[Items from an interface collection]
----------------

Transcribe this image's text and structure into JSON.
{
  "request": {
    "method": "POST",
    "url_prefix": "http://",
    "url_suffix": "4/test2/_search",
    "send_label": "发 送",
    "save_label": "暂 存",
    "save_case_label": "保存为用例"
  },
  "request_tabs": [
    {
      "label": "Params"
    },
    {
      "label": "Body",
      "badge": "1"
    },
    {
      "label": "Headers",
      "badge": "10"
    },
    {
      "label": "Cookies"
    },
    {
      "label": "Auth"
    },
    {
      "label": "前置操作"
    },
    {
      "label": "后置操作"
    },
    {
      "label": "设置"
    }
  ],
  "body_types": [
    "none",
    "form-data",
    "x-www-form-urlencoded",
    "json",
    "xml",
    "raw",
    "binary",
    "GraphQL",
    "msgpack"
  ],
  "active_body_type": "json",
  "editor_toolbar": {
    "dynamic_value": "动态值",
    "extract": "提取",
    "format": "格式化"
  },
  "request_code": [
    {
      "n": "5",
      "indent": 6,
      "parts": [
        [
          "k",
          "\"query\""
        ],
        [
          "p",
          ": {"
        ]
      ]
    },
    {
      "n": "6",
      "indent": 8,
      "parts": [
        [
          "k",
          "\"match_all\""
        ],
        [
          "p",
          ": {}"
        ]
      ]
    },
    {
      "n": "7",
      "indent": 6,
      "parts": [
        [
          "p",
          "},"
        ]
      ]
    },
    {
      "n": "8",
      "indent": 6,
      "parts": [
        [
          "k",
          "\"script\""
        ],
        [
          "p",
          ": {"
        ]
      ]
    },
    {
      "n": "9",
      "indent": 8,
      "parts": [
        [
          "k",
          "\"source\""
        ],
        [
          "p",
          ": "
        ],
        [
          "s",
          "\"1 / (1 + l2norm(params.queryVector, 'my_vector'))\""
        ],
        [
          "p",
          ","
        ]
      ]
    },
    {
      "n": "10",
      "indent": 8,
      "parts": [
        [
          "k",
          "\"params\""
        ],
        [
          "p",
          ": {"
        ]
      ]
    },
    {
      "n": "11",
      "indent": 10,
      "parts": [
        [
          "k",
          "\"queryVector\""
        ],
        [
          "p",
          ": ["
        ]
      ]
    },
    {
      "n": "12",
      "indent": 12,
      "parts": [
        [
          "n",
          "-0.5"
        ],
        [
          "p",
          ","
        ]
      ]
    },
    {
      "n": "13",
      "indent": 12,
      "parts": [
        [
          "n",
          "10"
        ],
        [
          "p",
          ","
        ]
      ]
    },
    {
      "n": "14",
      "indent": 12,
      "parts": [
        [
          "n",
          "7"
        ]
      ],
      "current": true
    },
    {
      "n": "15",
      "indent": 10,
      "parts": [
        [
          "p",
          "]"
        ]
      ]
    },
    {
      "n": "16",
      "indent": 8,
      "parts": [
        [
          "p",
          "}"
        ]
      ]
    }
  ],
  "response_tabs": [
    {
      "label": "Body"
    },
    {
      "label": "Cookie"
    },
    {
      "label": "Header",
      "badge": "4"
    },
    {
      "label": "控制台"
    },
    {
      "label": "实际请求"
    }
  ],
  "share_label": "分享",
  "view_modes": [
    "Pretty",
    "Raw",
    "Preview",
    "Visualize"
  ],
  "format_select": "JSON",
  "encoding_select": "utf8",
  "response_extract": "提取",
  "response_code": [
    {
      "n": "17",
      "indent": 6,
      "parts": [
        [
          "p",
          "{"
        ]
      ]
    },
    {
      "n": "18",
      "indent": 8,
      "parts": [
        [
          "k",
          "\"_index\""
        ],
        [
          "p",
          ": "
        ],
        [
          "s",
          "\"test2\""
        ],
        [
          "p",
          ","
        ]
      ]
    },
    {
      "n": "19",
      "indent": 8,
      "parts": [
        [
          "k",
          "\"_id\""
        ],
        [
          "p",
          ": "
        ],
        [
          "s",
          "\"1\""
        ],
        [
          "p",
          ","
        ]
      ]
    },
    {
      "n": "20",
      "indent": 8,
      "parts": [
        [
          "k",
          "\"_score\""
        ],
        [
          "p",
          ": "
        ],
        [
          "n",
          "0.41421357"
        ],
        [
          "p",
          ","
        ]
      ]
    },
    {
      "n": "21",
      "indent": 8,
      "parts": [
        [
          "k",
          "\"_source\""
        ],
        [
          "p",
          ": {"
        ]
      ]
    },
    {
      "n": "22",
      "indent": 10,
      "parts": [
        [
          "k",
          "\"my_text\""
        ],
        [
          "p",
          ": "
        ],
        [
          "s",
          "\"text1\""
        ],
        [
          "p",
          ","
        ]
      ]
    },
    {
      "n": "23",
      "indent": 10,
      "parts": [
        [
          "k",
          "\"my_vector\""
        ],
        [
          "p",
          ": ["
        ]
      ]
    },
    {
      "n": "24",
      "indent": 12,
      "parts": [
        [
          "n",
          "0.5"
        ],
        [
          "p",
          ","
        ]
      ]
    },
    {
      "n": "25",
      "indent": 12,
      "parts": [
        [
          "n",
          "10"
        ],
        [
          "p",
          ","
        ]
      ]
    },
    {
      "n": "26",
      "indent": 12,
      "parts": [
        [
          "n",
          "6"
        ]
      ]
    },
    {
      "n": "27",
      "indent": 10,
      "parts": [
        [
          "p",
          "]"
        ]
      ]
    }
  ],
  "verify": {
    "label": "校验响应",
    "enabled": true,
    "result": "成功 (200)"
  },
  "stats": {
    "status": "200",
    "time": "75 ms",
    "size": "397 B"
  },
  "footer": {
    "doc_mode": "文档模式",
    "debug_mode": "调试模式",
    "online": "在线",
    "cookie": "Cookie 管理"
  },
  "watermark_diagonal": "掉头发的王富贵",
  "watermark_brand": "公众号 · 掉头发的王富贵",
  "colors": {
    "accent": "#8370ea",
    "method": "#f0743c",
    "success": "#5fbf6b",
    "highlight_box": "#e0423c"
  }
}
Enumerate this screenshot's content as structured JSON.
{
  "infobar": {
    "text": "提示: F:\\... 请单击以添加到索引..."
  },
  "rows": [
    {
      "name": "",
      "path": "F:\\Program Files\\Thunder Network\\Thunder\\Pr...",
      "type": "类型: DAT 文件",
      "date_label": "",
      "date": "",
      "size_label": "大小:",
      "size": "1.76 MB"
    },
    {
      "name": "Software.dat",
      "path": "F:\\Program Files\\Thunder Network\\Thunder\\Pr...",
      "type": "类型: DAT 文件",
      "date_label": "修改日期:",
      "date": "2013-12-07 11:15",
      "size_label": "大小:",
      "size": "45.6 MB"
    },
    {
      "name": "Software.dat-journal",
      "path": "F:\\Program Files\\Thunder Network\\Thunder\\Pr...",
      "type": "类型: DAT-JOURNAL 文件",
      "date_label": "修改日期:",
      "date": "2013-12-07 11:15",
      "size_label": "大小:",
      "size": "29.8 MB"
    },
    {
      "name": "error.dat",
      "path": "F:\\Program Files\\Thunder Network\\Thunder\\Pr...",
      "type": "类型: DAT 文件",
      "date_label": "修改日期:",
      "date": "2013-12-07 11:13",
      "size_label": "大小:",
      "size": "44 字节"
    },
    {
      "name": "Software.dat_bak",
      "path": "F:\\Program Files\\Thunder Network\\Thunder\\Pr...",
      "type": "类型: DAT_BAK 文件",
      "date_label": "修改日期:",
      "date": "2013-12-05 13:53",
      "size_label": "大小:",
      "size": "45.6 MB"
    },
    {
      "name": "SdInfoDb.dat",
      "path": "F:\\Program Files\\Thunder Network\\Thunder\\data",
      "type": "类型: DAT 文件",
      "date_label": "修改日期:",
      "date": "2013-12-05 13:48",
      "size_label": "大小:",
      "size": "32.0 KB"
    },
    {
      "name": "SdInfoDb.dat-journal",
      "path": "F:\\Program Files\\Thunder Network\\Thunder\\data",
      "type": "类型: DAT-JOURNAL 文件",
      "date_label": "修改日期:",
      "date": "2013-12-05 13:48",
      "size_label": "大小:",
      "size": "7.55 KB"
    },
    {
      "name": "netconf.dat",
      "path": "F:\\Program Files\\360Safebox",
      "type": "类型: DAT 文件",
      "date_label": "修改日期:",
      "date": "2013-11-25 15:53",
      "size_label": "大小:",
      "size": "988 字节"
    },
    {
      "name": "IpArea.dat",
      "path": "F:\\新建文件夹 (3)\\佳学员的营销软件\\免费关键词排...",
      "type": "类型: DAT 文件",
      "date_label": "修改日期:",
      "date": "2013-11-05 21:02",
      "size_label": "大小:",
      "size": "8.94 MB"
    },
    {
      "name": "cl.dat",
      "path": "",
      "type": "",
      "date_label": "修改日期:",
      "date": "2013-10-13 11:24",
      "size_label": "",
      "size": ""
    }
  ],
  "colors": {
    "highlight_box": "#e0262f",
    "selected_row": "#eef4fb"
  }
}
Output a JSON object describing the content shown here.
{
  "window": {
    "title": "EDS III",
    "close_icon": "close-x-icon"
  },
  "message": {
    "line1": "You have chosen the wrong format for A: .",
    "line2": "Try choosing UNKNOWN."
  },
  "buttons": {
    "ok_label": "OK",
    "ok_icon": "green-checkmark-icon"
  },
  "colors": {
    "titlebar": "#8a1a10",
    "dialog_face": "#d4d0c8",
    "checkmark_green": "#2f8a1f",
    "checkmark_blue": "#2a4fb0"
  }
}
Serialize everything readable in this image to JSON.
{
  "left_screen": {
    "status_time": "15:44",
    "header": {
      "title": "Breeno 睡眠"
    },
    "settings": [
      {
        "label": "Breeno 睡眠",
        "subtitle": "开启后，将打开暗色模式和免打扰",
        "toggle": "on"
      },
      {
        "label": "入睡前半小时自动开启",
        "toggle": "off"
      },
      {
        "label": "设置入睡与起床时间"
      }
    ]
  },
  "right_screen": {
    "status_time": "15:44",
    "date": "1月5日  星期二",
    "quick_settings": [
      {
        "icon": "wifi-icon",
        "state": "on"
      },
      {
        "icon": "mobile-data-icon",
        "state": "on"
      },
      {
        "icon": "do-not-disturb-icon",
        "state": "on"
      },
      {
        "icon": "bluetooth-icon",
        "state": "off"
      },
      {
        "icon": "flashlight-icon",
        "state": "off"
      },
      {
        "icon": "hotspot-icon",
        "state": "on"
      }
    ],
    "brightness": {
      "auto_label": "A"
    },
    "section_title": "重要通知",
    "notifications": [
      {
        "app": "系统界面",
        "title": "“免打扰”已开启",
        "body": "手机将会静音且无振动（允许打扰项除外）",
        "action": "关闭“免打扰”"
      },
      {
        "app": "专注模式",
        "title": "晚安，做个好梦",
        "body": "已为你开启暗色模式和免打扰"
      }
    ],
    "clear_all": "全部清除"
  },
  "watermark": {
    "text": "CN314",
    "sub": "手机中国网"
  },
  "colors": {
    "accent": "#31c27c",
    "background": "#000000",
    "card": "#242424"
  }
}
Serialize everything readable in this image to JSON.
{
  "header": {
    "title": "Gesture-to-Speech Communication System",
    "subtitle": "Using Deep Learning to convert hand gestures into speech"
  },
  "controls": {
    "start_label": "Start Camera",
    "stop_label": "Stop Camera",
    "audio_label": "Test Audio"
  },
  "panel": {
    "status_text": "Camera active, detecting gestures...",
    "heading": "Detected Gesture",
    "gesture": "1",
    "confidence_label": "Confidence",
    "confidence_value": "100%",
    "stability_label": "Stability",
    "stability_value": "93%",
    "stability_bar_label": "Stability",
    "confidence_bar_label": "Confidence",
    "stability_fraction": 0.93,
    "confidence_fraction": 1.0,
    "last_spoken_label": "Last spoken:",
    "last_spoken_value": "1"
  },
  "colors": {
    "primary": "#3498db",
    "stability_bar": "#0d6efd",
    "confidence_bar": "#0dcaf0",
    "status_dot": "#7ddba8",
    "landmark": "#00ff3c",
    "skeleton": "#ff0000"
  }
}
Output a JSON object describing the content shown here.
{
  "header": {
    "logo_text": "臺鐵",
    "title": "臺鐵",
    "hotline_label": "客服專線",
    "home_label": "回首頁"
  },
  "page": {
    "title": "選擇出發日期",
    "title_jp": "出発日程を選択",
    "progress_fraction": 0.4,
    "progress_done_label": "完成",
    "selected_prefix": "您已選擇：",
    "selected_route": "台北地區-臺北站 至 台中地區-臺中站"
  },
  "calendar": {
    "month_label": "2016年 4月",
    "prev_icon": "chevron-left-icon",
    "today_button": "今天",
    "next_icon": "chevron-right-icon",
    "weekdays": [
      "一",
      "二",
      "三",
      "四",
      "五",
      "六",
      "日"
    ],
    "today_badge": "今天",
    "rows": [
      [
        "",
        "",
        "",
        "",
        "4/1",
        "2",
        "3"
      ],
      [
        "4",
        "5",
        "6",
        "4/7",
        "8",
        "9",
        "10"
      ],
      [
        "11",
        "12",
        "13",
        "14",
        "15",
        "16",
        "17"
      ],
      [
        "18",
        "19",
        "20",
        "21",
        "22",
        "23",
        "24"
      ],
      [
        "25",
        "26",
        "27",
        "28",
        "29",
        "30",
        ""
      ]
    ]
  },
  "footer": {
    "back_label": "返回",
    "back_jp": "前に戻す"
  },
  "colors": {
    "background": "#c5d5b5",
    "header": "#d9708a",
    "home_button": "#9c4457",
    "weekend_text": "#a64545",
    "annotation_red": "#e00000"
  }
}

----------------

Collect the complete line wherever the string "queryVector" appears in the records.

### Response to this exercise
          "\"1 / (1 + l2norm(params.queryVector, 'my_vector'))\""
          "\"queryVector\""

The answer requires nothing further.